May announced her resignation last month after failing to get her Brexit deal through parliament and twice delaying Britain’s EU departure.
She will formally quit as her Conservative party’s leader on Friday but will stay on as caretaker prime minister while her successor is chosen.
Three years after the referendum vote for Brexit, Britain remains divided.
Trump recommended the new government make a clean break with the EU if necessary, adding that there was “tremendous potential” for Britain to trade with his country after Brexit.
Causing more potential embarrassment for May, Trump said he might also meet with Johnson and pro-Brexit leader Nigel Farage during his UK visit.
“They want to meet.
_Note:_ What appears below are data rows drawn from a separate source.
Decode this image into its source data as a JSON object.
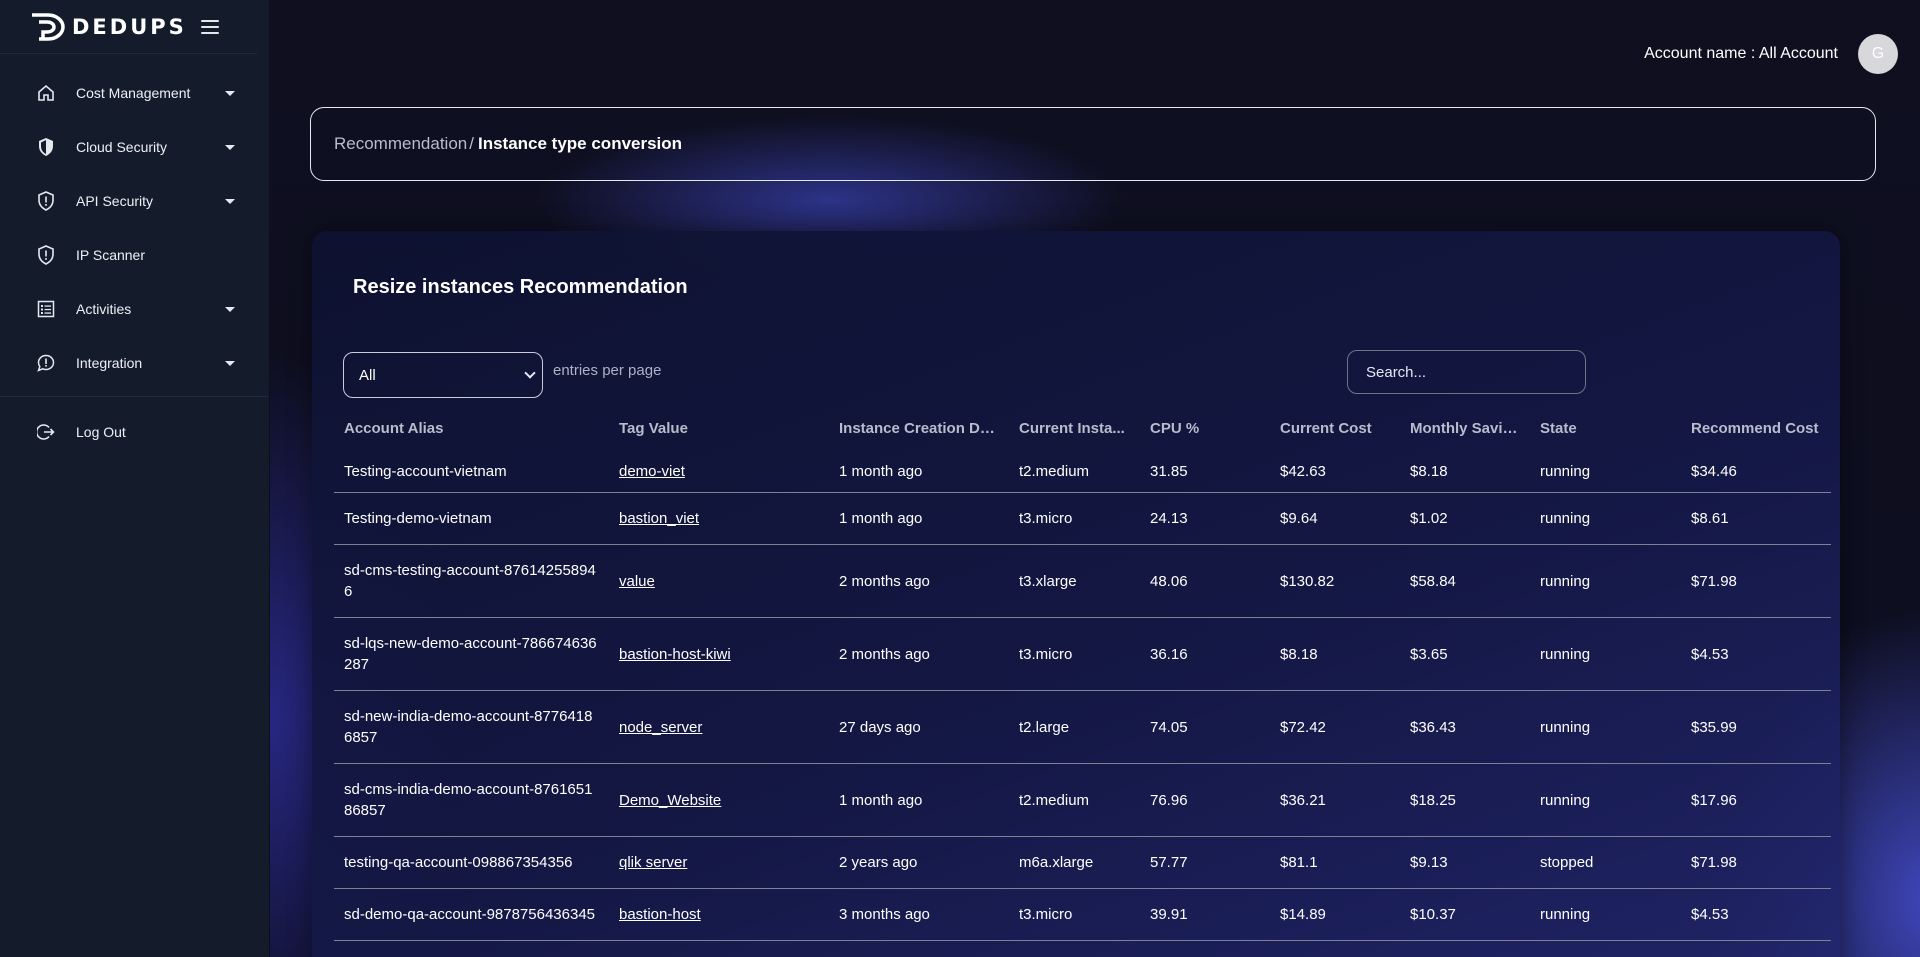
{
  "brand": {
    "name": "DEDUPS"
  },
  "sidebar": {
    "items": [
      {
        "label": "Cost Management",
        "icon": "home-icon",
        "has_caret": true
      },
      {
        "label": "Cloud Security",
        "icon": "shield-icon",
        "has_caret": true
      },
      {
        "label": "API Security",
        "icon": "shield-alert-icon",
        "has_caret": true
      },
      {
        "label": "IP Scanner",
        "icon": "shield-alert-icon",
        "has_caret": false
      },
      {
        "label": "Activities",
        "icon": "list-icon",
        "has_caret": true
      },
      {
        "label": "Integration",
        "icon": "chat-alert-icon",
        "has_caret": true
      }
    ],
    "logout_label": "Log Out"
  },
  "header": {
    "account_label": "Account name : All Account",
    "avatar_initial": "G"
  },
  "breadcrumb": {
    "parent": "Recommendation",
    "separator": "/",
    "current": "Instance type conversion"
  },
  "card": {
    "title": "Resize instances Recommendation",
    "entries_select_value": "All",
    "entries_text": "entries per page",
    "search_placeholder": "Search..."
  },
  "table": {
    "columns": [
      "Account Alias",
      "Tag Value",
      "Instance Creation Date",
      "Current Insta...",
      "CPU %",
      "Current Cost",
      "Monthly Saving",
      "State",
      "Recommend Cost"
    ],
    "rows": [
      [
        "Testing-account-vietnam",
        "demo-viet",
        "1 month ago",
        "t2.medium",
        "31.85",
        "$42.63",
        "$8.18",
        "running",
        "$34.46"
      ],
      [
        "Testing-demo-vietnam",
        "bastion_viet",
        "1 month ago",
        "t3.micro",
        "24.13",
        "$9.64",
        "$1.02",
        "running",
        "$8.61"
      ],
      [
        "sd-cms-testing-account-876142558946",
        "value",
        "2 months ago",
        "t3.xlarge",
        "48.06",
        "$130.82",
        "$58.84",
        "running",
        "$71.98"
      ],
      [
        "sd-lqs-new-demo-account-786674636287",
        "bastion-host-kiwi",
        "2 months ago",
        "t3.micro",
        "36.16",
        "$8.18",
        "$3.65",
        "running",
        "$4.53"
      ],
      [
        "sd-new-india-demo-account-87764186857",
        "node_server",
        "27 days ago",
        "t2.large",
        "74.05",
        "$72.42",
        "$36.43",
        "running",
        "$35.99"
      ],
      [
        "sd-cms-india-demo-account-876165186857",
        "Demo_Website",
        "1 month ago",
        "t2.medium",
        "76.96",
        "$36.21",
        "$18.25",
        "running",
        "$17.96"
      ],
      [
        "testing-qa-account-098867354356",
        "qlik server",
        "2 years ago",
        "m6a.xlarge",
        "57.77",
        "$81.1",
        "$9.13",
        "stopped",
        "$71.98"
      ],
      [
        "sd-demo-qa-account-9878756436345",
        "bastion-host",
        "3 months ago",
        "t3.micro",
        "39.91",
        "$14.89",
        "$10.37",
        "running",
        "$4.53"
      ]
    ]
  }
}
We’ll see what happens,” he told reporters before he left the United States.
Strained special relationship
May was the first foreign leader welcomed to the White House afterTrump’s election victory in November 2016, but their relationship has not always been rosy.
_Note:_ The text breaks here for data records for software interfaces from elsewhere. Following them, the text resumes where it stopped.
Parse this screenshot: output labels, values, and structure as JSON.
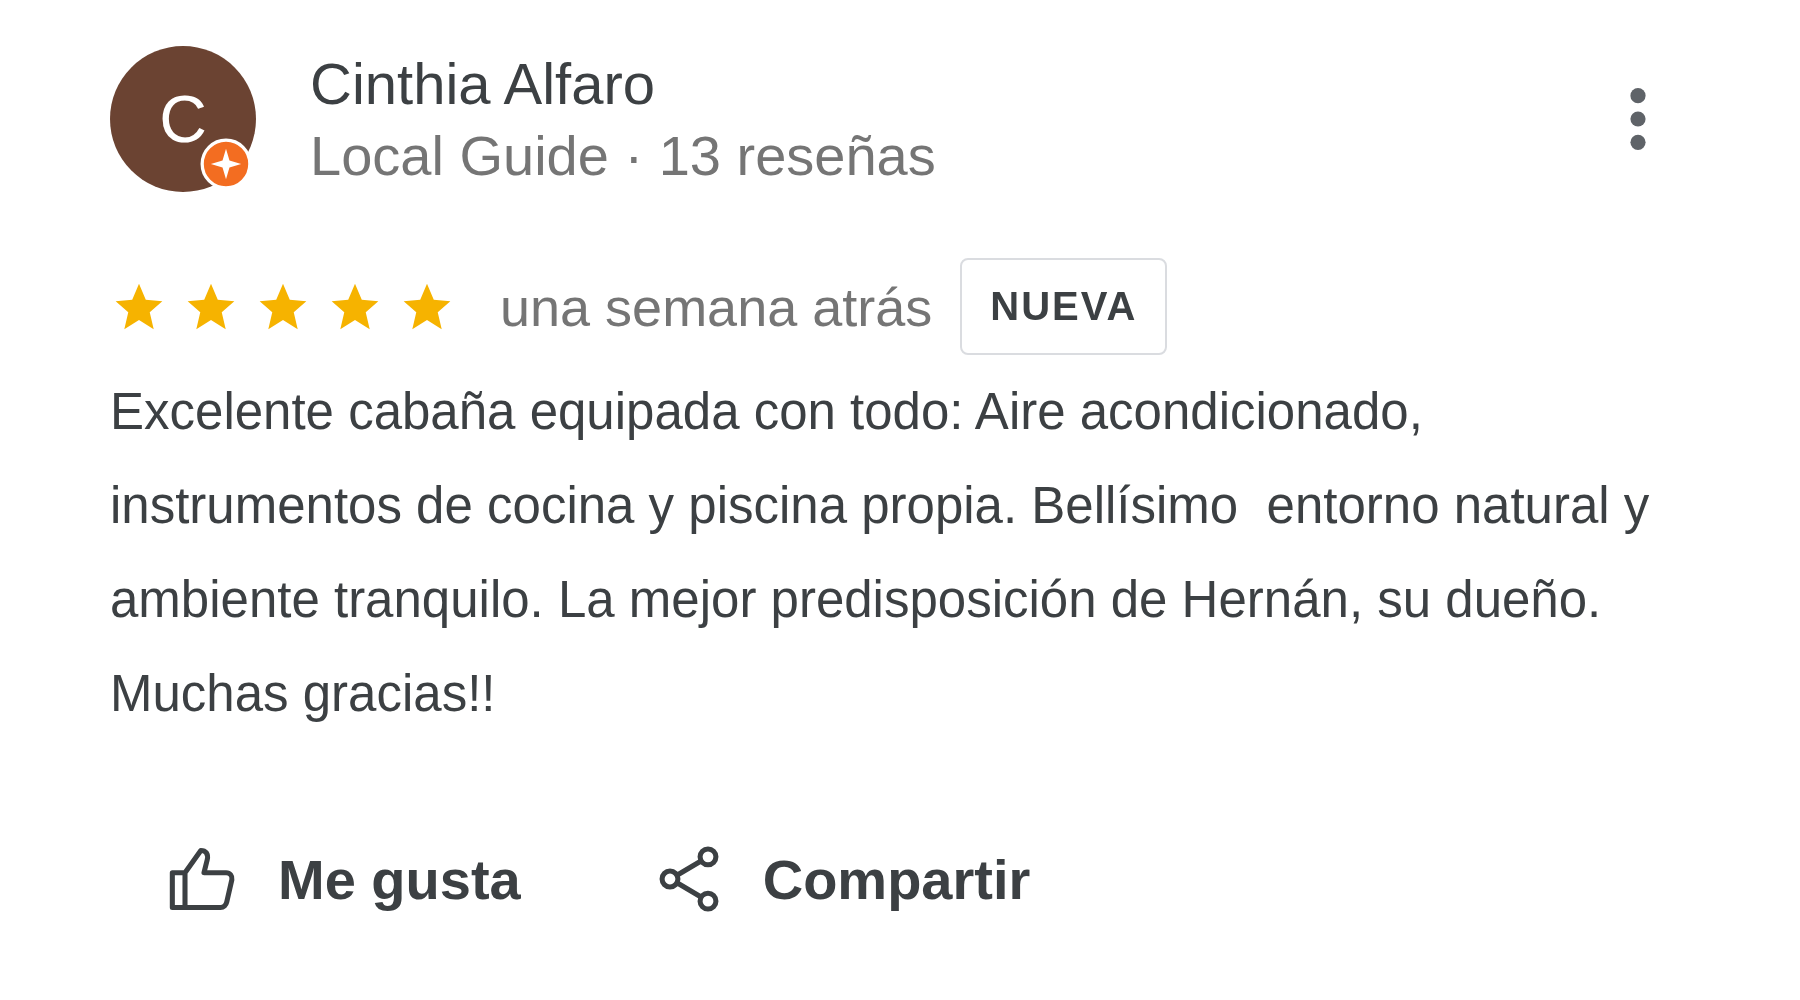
{
  "review": {
    "avatar_letter": "C",
    "author": "Cinthia Alfaro",
    "author_meta": "Local Guide · 13 reseñas",
    "stars": 5,
    "time": "una semana atrás",
    "badge": "NUEVA",
    "text": "Excelente cabaña equipada con todo: Aire acondicionado, instrumentos de cocina y piscina propia. Bellísimo  entorno natural y ambiente tranquilo. La mejor predisposición de Hernán, su dueño. Muchas gracias!!"
  },
  "actions": [
    {
      "kind": "like",
      "label": "Me gusta"
    },
    {
      "kind": "share",
      "label": "Compartir"
    }
  ]
}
They have clashed overTrump’s migration policies, while Britain still backs the Iranian nuclear deal and the Paris climate accord, both of whichTrumphas abandoned.
Washington has also been putting pressure on Britain to exclude Chinese tech giant Huawei from its 5G network over security concerns, suggesting it might harm intelligence-sharing.
Trump’s first official visit to Britain last year was overshadowed by criticism of May’s approach to Brexit, as well as large demonstrations.
He is not expected to meet Prince Harry and his American wife Meghan Markle, after saying her previous criticism of him was “nasty”.
Britain’s 92-year-old Queen Elizabeth II underwent eye surgery to remove a cataract in May, Buckingham Palace said on Friday.
“I can confirm that the queen successfully underwent a short, planned procedure to treat a cataract last month,” a palace spokesman said.
Cataracts occur when the lens, a small transparent disc inside the eye, develops cloudy patches, over time growing and causing blurry, misted vision and even blindness if left untreated.
In recent weeks the British monarch has been seen wearing sunglasses at a number of events, including the Royal Windsor Horse Show and Buckingham Palace garden parties.
Normally an impeccable observer of decorum, it is thought the queen donned the shades on the advice of doctors whilst one eye recovers from surgery to replace the cloudy lens with an artificial one.
Cataract surgery typically takes just 30 to 45 minutes under local anesthetic, but it can take an individual four to six weeks to fully recover.
Although she turned 92 in April, the queen traditionally holds an official birthday on the second Saturday of June — this weekend — to enjoy more favourable weather.
Her husband Prince Philip will then celebrate his 97th birthday on Sunday.
The palace announced he had undergone successful hip surgery in April after retiring from public life last summer, having attended more than 22,000 engagements and delivered nearly 5,500 speeches over the years.
A man was arrested on Friday after attacking police with a knife outside Queen Elizabeth II’s Buckingham Palace residence in London, police said.
“The man was stopped…at approximately 20:35 hours (1935 GMT) by officers at the Mall outside Buckingham Palace in possession of knife. Two male police officers suffered minor injuries to their arm,” said a Metropolitan Police statement.